Without changing a single word, restate the entries below.

**Extracted data:**

# # # # #

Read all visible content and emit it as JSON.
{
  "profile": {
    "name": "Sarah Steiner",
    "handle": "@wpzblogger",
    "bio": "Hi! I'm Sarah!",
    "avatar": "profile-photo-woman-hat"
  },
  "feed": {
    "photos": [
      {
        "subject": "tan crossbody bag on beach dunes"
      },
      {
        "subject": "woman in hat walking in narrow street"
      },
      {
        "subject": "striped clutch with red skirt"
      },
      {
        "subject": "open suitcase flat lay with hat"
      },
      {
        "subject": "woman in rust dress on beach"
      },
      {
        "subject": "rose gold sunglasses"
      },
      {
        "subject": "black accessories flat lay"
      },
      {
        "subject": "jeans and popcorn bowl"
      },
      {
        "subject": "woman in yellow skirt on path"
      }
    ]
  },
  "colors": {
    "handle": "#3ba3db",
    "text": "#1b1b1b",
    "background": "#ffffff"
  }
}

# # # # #

**Solution for this problem:**
Read all visible content and emit it as JSON.
{
  "profile": {
    "name": "Sarah Steiner",
    "handle": "@wpzblogger",
    "bio": "Hi! I'm Sarah!",
    "avatar": "profile-photo-woman-hat"
  },
  "feed": {
    "photos": [
      {
        "subject": "tan crossbody bag on beach dunes"
      },
      {
        "subject": "woman in hat walking in narrow street"
      },
      {
        "subject": "striped clutch with red skirt"
      },
      {
        "subject": "open suitcase flat lay with hat"
      },
      {
        "subject": "woman in rust dress on beach"
      },
      {
        "subject": "rose gold sunglasses"
      },
      {
        "subject": "black accessories flat lay"
      },
      {
        "subject": "jeans and popcorn bowl"
      },
      {
        "subject": "woman in yellow skirt on path"
      }
    ]
  },
  "colors": {
    "handle": "#3ba3db",
    "text": "#1b1b1b",
    "background": "#ffffff"
  }
}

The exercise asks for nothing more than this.